Since the current subsidies on food, fuel and fertiliser cannot be sustained for long due to budgetary pressures, the next government must in the first 100 days lower the cost of food production by other means.
These would include providing ready markets for local crop producers at the optimal process through the various public agricultural produce aggregators like the National Cereals and Produce Board.
The Kenya Farmers Association (KFA) and the Agricultural Finance Corporation (AFC) must be enabled to provide cheaper and affordable sources of inputs and loans respectively for both large-scale and small-scale farmers in Kenya.
The government must notwithstanding the EAC and Comesa free trade negotiations, work out a formula to protect local producers from being negatively affected by competitive food imports from the two regions.
Ways must be found to keep costs of fuel, electricity and LPG down to increase household disposable incomes as well as make local manufacturing competitive to promote local jobs while lowering the balance of trade to the benefit of Kenyans.
One way to do this would be by eliminating the multiple levies now in place, which eventual uses are, anyway, largely unaccounted for and inefficient.
Further, lowered fuel prices will contribute to a reduction in the cost of doing business, especially for the public transport sector and industry.
To build the trust of Kenyans, the next government must protect its reputation by being seen to do the right thing.
The trust of Kenyans in key institutions of governance such as the police, the courts as well as the public service must be restored.
It is not the time to splash on new vehicles and flashy infrastructure projects, but to focus on service provision and addressing key challenges that are facing the common people.
The next government needs to stand for conscience gain by actually doing the 'right' thing. Kenyans of all walks of life are hungry for a conscientious state that stands for the right thing and actually puts their money where their mouth is.
Fighting and eliminating corruption is the single most important talk the new government should embark on.
It is not the right time to reward obvious cronies and family members with posh government jobs but emulating Singapore; it is time to promote meritocracy while shunning mediocrity, especially for key positions that the public’s trust needs to be built on.
As soon as the new government is sworn in, it needs to hit the ground running and implement interventionist sustainable policies and programmes that will reduce the cost of living from day one.
The new government needs to lay out a plan and roll out an economic stimulus and recovery plan within the first 100 days.
In the agriculture sector, there is a need to initiate innovative and entrepreneurial approaches to agriculture and promote agro-processing and value addition by reviewing policies, laws, standards and norms to guide the sector to introduce a minimum return guarantee framework for farmers.
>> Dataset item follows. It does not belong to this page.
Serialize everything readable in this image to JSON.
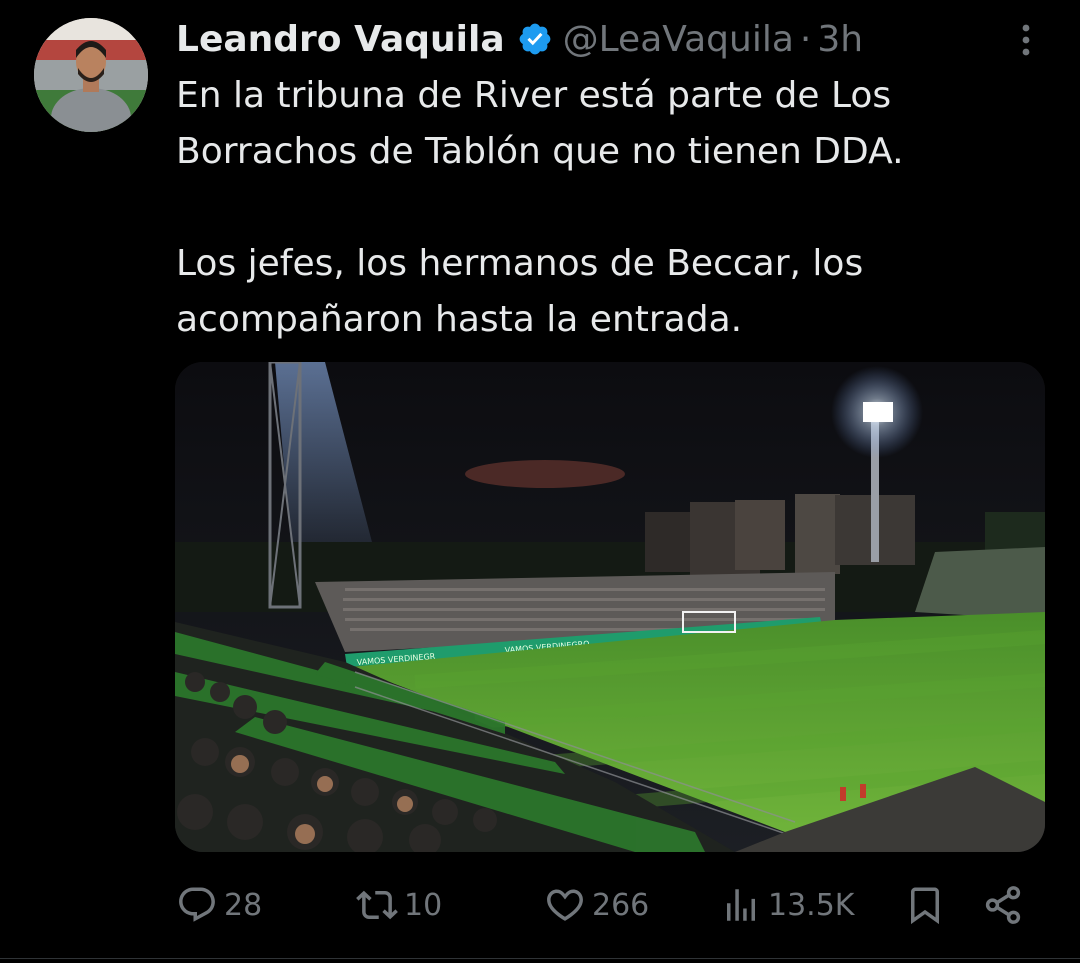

The livestock sector needs to be reinvigorated through improved access to affordable credit facilities for production and the establishment of an insurance scheme backed by an appropriate legal framework.
To promote environmental conservation and protect our wildlife resources, the new government should propose a life sentence as punishment for the offence of poaching, trafficking, and possession of ivory and begin progressive investment in high-level surveillance for national and wildlife parks.
Through the Kenya Wildlife Training Institute (KWSTI) and other institutions of higher learning, the government will promote research and innovation aligned to the exploitation, utilisation, conservation and management of the environment and natural resources.
Mr Gitobu Imanyara is a legal expert and former MP for Central Imenti. Ngure Mwaniki is a consulting economist, and Robert Gichira is a professor of Entrepreneurship. Tomorrow in the Daily Nation: How to tap the blue economy, energy and housing sectors, and addressing urbanization and unemployment